Your assignment:
Each line below should be copied exactly as it stands.

Listed records:

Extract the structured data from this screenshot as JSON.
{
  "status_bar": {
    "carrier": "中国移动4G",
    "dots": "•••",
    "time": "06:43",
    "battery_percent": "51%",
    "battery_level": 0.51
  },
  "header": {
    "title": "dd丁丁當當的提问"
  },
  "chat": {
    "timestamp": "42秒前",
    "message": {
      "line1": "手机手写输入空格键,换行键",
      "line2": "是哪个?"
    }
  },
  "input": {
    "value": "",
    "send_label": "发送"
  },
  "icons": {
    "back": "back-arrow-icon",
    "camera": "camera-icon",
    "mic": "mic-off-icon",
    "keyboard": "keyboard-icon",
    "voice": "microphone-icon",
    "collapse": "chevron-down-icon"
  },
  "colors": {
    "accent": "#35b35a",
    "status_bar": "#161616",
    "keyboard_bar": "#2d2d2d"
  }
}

Response area:
Extract the structured data from this screenshot as JSON.
{
  "status_bar": {
    "carrier": "中国移动4G",
    "dots": "•••",
    "time": "06:43",
    "battery_percent": "51%",
    "battery_level": 0.51
  },
  "header": {
    "title": "dd丁丁當當的提问"
  },
  "chat": {
    "timestamp": "42秒前",
    "message": {
      "line1": "手机手写输入空格键,换行键",
      "line2": "是哪个?"
    }
  },
  "input": {
    "value": "",
    "send_label": "发送"
  },
  "icons": {
    "back": "back-arrow-icon",
    "camera": "camera-icon",
    "mic": "mic-off-icon",
    "keyboard": "keyboard-icon",
    "voice": "microphone-icon",
    "collapse": "chevron-down-icon"
  },
  "colors": {
    "accent": "#35b35a",
    "status_bar": "#161616",
    "keyboard_bar": "#2d2d2d"
  }
}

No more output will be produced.